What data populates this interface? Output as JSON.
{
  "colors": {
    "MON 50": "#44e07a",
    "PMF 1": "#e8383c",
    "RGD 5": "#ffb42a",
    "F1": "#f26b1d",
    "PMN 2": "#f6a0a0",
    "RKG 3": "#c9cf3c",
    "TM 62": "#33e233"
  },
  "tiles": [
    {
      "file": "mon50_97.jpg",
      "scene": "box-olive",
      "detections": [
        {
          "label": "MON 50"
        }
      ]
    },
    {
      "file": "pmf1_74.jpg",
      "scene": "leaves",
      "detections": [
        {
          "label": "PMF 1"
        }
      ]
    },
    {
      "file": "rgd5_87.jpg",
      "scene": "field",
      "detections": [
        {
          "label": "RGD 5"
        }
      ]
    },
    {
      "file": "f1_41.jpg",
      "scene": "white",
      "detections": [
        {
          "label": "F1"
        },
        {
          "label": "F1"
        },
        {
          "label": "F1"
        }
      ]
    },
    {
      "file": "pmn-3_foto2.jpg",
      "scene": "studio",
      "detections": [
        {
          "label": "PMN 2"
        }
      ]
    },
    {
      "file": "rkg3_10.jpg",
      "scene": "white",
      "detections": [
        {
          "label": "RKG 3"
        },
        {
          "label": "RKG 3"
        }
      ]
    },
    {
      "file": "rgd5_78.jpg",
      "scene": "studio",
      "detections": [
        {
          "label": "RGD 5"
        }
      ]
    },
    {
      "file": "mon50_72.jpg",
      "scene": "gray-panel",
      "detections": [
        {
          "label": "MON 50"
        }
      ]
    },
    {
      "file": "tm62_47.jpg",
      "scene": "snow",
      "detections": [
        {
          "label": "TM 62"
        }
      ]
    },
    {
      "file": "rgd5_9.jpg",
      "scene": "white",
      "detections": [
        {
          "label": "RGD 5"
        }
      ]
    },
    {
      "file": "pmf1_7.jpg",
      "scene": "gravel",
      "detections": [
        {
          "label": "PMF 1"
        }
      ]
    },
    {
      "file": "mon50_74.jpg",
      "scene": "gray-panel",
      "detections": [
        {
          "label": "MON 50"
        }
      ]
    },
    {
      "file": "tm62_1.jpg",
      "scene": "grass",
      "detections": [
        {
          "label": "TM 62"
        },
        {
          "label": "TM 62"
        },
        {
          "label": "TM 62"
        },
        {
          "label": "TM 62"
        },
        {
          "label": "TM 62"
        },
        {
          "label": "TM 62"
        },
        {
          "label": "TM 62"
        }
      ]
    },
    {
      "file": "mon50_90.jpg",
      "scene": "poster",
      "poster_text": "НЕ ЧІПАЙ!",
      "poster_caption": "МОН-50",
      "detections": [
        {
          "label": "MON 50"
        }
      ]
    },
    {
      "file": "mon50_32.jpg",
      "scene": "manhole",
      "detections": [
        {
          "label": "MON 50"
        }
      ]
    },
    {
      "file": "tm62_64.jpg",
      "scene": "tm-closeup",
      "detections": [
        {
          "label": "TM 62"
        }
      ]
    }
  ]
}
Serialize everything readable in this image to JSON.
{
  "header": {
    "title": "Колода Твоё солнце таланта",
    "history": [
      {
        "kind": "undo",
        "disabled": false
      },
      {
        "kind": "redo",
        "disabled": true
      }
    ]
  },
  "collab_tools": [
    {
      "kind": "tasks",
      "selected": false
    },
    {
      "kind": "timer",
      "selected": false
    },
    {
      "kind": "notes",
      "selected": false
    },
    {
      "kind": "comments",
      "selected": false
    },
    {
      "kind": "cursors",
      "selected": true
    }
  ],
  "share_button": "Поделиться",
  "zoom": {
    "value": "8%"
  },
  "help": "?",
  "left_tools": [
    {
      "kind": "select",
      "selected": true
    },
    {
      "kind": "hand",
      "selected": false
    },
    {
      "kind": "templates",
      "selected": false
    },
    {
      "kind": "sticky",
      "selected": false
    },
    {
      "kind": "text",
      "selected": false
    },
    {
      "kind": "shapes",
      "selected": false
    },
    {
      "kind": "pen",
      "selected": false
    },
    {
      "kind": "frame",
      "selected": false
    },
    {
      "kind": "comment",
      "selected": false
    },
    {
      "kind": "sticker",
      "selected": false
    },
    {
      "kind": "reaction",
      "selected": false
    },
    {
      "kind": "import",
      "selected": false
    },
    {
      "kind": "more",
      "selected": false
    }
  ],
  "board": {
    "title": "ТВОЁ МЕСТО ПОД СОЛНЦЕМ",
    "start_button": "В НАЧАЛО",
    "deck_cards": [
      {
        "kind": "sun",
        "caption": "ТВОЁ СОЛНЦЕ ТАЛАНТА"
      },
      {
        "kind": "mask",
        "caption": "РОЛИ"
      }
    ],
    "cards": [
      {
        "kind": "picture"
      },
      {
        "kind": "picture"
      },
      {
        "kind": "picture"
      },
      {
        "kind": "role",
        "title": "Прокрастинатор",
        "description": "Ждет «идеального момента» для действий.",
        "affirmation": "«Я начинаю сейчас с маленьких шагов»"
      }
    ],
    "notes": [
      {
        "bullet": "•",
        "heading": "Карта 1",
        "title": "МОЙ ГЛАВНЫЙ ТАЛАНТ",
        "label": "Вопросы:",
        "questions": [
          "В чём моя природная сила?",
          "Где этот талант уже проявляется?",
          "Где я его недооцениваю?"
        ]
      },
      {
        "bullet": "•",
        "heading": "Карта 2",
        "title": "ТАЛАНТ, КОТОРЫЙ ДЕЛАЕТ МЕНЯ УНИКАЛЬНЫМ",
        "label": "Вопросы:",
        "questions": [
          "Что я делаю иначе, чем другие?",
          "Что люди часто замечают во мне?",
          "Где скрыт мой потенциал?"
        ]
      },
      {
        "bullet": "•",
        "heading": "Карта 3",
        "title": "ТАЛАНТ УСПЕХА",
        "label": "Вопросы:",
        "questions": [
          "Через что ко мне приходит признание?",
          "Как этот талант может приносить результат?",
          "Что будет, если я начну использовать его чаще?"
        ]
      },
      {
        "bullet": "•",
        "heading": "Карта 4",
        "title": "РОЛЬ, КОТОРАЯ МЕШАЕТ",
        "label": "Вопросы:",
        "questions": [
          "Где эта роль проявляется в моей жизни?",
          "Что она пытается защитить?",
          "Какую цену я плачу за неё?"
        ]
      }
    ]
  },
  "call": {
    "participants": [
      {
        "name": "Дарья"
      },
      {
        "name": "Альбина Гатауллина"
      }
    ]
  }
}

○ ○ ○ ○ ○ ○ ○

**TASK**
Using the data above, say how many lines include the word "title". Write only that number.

**ANSWER FOR THIS EXERCISE**
7